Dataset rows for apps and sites

_ _ _ _ _

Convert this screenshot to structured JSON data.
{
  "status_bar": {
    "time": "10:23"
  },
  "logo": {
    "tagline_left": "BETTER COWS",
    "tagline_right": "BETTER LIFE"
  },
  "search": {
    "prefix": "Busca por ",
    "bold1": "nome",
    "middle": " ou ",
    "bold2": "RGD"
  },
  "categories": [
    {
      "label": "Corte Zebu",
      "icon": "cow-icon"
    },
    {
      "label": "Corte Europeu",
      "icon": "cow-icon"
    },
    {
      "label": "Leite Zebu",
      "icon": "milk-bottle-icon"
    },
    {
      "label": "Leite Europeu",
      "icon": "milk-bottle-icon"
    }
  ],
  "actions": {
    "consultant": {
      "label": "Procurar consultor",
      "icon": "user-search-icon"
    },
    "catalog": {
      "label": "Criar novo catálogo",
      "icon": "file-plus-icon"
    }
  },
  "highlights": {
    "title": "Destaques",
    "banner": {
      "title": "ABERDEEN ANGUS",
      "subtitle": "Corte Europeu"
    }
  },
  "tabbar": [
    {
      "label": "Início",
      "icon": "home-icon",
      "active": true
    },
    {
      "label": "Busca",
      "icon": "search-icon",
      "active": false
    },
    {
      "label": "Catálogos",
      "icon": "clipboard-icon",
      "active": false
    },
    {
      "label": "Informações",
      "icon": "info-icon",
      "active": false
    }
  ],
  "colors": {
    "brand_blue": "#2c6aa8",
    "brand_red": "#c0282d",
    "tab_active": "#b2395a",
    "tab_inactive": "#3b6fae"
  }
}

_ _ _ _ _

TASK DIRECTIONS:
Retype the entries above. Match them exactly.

WRITTEN RESPONSE:
Convert this screenshot to structured JSON data.
{
  "status_bar": {
    "time": "10:23"
  },
  "logo": {
    "tagline_left": "BETTER COWS",
    "tagline_right": "BETTER LIFE"
  },
  "search": {
    "prefix": "Busca por ",
    "bold1": "nome",
    "middle": " ou ",
    "bold2": "RGD"
  },
  "categories": [
    {
      "label": "Corte Zebu",
      "icon": "cow-icon"
    },
    {
      "label": "Corte Europeu",
      "icon": "cow-icon"
    },
    {
      "label": "Leite Zebu",
      "icon": "milk-bottle-icon"
    },
    {
      "label": "Leite Europeu",
      "icon": "milk-bottle-icon"
    }
  ],
  "actions": {
    "consultant": {
      "label": "Procurar consultor",
      "icon": "user-search-icon"
    },
    "catalog": {
      "label": "Criar novo catálogo",
      "icon": "file-plus-icon"
    }
  },
  "highlights": {
    "title": "Destaques",
    "banner": {
      "title": "ABERDEEN ANGUS",
      "subtitle": "Corte Europeu"
    }
  },
  "tabbar": [
    {
      "label": "Início",
      "icon": "home-icon",
      "active": true
    },
    {
      "label": "Busca",
      "icon": "search-icon",
      "active": false
    },
    {
      "label": "Catálogos",
      "icon": "clipboard-icon",
      "active": false
    },
    {
      "label": "Informações",
      "icon": "info-icon",
      "active": false
    }
  ],
  "colors": {
    "brand_blue": "#2c6aa8",
    "brand_red": "#c0282d",
    "tab_active": "#b2395a",
    "tab_inactive": "#3b6fae"
  }
}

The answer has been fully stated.